Many kids with an eating disorder will react defensively and angrily when confronted for the first time. In addition to the health problems, kids who have an eating disorder are probably not having much fun. They tend to pull away from friends and keep to themselves, avoiding going out for pizza with their friends, for example, or enjoying a birthday party.
If you suspect your child has an eating disorder but he or she denies anything is wrong, book an appointment with their pediatrician or family doctor, or ask a school counselor, religious leader, or trusted friend to help. Often kids find it easier to admit that they have a problem to someone outside of their immediate family. A doctor will also be able to determine if there are any signs of the serious health problems associated with an eating disorder. Also, eating disorder specialists are used to dealing with children who refuse to admit they have a problem. They are experienced dealing with denial and making a child feel comfortable talking about the problem.
It can be deeply distressing for a parent to know that their child is struggling with an eating disorder. As well as ensuring your child receives the professional help he or she needs, here are some other tips:
- Examine your own attitudes about food, weight, body image and body size. Think about the way you personally are affected by body-image pressures, and share these with your child.
- Avoid threats, scare tactics, angry outbursts, and put-downs. Bear in mind that an eating disorder is often a symptom to extreme emotional and stress, an attempt to manage emotional pain, stress, and/or self-hate. Negative communication will only make it worse.
- Set caring and consistent limits for your child. For example, know how you will respond when your child wants to skip meals or eat alone, or when they get angry if someone eats their "special" food.
- Remain firm. Regardless of pleas to "not make me," and promises that the behavior will stop, you have to stay very attuned to what is happening with your child and may have to force them to go to the doctor or the hospital. Keep in mind how serious eating disorders are.
- Do whatever you can to promote self-esteem in your child in intellectual, athletic, and social endeavors. Give boys and girls the same opportunities and encouragement. A well-rounded sense of self and solid self-esteem are perhaps the best antidotes to disordered eating.

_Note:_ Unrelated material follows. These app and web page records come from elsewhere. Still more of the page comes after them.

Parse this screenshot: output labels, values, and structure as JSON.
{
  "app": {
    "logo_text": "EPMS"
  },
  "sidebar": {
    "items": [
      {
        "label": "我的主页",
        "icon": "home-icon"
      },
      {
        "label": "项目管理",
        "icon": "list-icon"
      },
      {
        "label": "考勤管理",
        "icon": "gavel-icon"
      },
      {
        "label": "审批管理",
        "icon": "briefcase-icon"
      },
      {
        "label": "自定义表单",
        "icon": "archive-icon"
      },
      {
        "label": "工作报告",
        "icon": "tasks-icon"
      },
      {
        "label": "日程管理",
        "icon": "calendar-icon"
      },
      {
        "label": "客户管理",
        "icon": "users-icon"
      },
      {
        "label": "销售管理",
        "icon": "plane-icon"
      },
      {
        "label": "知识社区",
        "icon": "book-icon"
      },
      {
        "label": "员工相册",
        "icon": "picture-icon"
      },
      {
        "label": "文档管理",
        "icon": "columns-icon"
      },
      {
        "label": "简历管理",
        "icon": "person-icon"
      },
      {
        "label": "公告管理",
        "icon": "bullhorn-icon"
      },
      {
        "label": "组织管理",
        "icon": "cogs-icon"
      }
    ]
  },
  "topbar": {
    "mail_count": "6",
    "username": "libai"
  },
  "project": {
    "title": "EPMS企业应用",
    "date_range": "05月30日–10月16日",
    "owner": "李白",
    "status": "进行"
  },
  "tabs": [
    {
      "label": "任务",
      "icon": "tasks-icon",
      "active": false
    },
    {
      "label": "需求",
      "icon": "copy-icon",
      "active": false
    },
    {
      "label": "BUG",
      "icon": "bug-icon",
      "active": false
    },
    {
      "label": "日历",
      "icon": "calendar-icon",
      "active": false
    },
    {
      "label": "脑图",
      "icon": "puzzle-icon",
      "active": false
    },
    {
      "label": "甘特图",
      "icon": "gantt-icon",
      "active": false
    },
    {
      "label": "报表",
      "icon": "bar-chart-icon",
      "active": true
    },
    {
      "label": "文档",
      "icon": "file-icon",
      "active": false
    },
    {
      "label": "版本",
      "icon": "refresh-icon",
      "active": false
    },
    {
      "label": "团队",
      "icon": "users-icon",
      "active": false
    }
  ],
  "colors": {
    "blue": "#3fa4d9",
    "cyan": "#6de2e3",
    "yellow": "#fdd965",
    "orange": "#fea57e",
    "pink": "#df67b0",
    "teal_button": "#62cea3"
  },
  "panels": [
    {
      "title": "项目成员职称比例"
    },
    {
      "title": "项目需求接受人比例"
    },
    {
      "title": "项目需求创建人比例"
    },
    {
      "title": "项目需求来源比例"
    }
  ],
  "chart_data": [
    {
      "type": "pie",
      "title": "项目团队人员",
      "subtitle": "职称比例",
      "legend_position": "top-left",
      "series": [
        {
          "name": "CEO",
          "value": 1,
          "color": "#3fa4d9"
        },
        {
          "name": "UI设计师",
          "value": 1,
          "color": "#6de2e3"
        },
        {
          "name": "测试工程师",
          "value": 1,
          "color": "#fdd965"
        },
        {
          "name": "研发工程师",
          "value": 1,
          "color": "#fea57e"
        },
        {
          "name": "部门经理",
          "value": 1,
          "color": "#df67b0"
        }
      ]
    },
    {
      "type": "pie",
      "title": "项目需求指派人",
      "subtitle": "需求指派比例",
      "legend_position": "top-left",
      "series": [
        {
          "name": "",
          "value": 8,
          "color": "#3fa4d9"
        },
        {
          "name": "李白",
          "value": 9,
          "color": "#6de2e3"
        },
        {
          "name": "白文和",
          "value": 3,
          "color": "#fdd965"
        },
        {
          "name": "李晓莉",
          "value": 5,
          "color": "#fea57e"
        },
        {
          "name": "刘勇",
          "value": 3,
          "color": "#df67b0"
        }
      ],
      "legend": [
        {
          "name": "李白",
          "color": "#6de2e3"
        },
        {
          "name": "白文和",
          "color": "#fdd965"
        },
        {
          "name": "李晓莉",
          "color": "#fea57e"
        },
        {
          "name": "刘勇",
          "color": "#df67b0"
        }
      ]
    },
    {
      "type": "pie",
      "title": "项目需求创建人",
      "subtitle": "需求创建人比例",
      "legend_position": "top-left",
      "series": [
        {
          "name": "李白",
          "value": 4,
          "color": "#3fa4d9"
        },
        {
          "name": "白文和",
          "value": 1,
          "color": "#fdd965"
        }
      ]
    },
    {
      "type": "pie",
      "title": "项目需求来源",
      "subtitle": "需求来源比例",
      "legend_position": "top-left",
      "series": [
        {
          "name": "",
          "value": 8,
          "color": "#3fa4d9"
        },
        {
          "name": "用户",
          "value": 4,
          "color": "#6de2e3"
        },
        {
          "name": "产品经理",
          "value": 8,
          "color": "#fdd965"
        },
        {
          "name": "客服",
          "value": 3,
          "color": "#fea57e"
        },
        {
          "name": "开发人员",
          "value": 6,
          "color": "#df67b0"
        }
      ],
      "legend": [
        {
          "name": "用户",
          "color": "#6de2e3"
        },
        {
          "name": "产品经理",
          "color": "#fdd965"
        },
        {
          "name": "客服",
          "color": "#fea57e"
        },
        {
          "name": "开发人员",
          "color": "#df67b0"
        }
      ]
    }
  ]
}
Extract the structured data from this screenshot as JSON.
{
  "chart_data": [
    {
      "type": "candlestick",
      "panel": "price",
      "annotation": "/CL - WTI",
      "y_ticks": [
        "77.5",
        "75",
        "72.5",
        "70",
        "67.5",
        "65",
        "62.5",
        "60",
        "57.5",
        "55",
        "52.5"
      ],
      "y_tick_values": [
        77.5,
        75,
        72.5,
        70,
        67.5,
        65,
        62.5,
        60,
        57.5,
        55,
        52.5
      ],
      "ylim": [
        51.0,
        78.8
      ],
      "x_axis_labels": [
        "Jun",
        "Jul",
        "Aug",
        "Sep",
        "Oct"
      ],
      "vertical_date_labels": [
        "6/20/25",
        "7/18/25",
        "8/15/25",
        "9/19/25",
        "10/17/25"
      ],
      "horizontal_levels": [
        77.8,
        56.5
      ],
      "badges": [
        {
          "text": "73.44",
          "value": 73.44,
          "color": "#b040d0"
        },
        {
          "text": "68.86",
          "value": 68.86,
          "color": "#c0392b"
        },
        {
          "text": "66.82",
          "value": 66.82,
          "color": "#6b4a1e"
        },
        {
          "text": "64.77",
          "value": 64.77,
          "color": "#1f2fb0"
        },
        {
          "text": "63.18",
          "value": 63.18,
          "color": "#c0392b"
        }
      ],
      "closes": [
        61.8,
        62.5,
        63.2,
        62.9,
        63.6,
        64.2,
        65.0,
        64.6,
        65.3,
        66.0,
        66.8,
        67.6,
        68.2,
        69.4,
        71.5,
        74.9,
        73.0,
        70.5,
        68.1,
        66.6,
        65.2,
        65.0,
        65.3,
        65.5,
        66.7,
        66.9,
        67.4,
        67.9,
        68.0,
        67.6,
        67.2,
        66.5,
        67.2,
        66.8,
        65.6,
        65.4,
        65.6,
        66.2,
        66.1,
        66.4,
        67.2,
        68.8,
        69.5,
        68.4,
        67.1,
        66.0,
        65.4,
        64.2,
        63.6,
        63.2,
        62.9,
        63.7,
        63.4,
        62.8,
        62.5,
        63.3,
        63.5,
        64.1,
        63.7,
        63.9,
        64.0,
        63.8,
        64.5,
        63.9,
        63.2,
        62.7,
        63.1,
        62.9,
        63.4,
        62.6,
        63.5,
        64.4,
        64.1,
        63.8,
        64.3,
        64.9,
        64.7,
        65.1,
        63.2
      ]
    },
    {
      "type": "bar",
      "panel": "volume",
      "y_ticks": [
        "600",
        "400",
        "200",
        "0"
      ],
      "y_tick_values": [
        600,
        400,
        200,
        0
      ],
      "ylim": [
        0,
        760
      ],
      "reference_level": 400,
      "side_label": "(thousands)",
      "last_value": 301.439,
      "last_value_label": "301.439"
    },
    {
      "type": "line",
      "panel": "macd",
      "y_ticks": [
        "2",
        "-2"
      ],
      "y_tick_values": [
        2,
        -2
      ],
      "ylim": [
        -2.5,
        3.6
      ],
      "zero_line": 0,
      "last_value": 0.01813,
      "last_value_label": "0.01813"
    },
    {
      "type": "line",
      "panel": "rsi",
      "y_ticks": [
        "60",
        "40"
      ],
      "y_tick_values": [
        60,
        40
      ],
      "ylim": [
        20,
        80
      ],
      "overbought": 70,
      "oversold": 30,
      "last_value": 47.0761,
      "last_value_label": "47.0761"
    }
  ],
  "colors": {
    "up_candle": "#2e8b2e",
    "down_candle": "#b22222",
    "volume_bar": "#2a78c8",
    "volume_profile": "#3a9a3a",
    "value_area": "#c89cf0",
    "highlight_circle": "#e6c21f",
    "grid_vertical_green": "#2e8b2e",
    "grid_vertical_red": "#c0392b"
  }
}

- Encourage your child to find healthy ways to manage unpleasant feelings such as stress, anxiety, depression, loneliness, or self-hatred.
- Remember it's not your fault. Parents often feel they must take on responsibility for the eating disorder, which is something they truly have no control over. Once you can accept that the eating disorder is not anyone's fault, you can be freed to take action that is honest and not clouded by what you "should" or "could" have done.
Editor's Note: This article was adapted from the National Eating Disorders Association and is reposted with permission.